In 1997, 7th grade reading teacher Maudie Jones remarked upon the great educational value of historical newspapers stored on microfilm, what she called “time capsules buried in the library.” Beyond documenting events of the past, she explains, these treasures introduce students to an historical world through editorials, advertising, and even the writing style and language choices of the past.1 Jones was right that historical newspapers offer more than simple reporting from the past. The authors, editors, and publishers of newspapers made conscious decisions about what to include and how to arrange content on each page in an effort to sell copies to their target readers—important considerations for historians using these sources in their examination of the past.
Today, historical newspapers are among the most popular archival documents to be digitized and sold in keyword searchable databases. Digitization makes these newspapers more accessible while at the same time facilitates new analytical techniques. So what now with microfilm? Setting aside its enduring value for preservation, what can we say about this transition of formats from a pedagogical standpoint? Two factors seem pertinent: students’ relative familiarity with these different formats, and historical methodology.
On the question of familiarity, two students’ reactions to microfilm as a format are instructive. In my content analysis lesson, I wanted to demonstrate the value of newspapers for this methodology, but we were purposefully “analog” during the session and, lacking original papers, I didn’t want to distract from that with digitized collections. So I had a reel of microfilm on hand and unspooled a few feet for demonstration. One student exclaimed with delight, “I’ve seen that on TV!”
In another encounter, this time during a research consultation with a history honors student, I tried to explain how using microfilm is a great way to experience the fullness of historical newspapers. She reacted by asking how much the microfilm company was paying me to say such nice things about a format she clearly disdained.
These two responses to microfilm as a format are, I feel, representative of varying attitudes a digital generation might take to this “old school” technology. In the first instance, I saw curiosity in an object that had not yet been experienced personally, like a tourist visiting the reenactments at Colonial Williamsburg. The sheer novelty of the format was enough to capture the student’s attention. The second student, in contrast, dismissed the format as tedious and retrograde, even intimating my recommendation was bought and paid for. For her, there seemed little point in revisiting a supposed dark ages of research.
How can the former attitude be harnessed and the latter overcome when microfilm is either the only or the best means of access to valuable historical newspapers? I believe the answer lies in my second factor for consideration: historical methodology. If not trained to read historical documents with an eye toward its source, intended audience, and broader context, the typical student will engage with newspapers as he would with any other text: basic reading comprehension.2 For the novice historian, reading newspapers is often a fact-finding mission in order to learn the truth of what happened. And if that is the goal, given the choice between entering keywords in a database to hone in on a relevant page or scrolling through dimly lit film for hours, of course the student will select the digitized content.

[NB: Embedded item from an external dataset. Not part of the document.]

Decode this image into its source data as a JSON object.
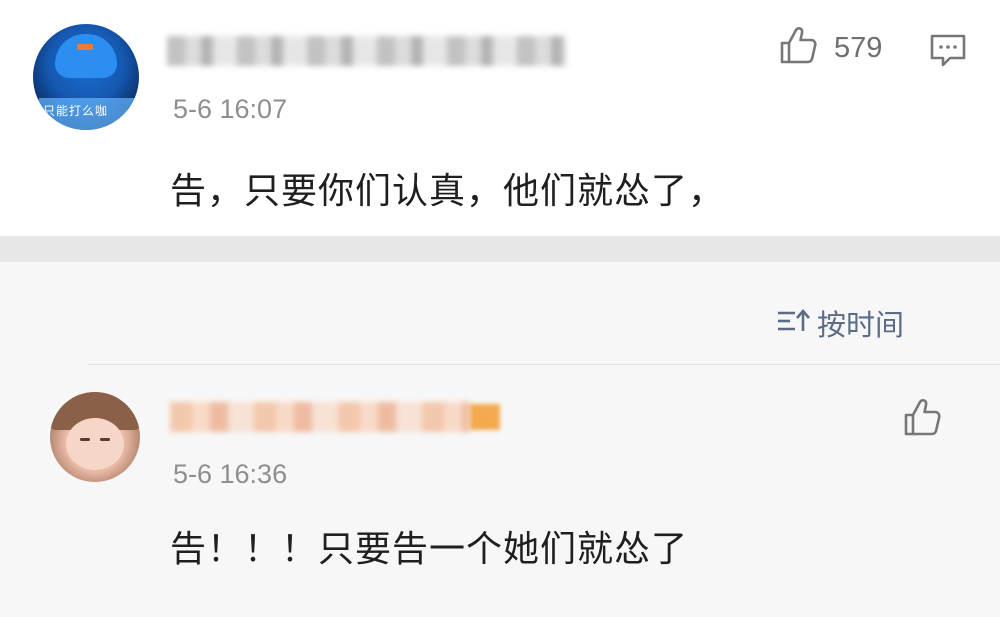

If the student is taught proper historical methods, however, and learns to engage with historical texts in order to ascertain the author’s motives and intended audience while seeking context and corroboration, then the value of scrolling through newspapers page by page, day by day becomes apparent. Granted reading newspapers on microfilm will remain a laborious and time-consuming endeavor, for students and professional historians alike. And I don’t advocate including microfilm in library or history instruction simply for its own sake. Instead, it can be a useful vehicle for teaching historical methods and potentially help students recognize the need to apply those methods regardless of format, especially in a digital environment that encourages quick, superficial encounters with historical text.
1Maudie Jones, “Time Capsules Buried in the Library,” Journal of Adolescent and Adult Literacy 40, no. 7 (April 1997): 564.
2See chapter 3 in Sam Wineburg, Historical Thinking and Other Unnatural Acts (Philadelphia: Temple University Press, 2001).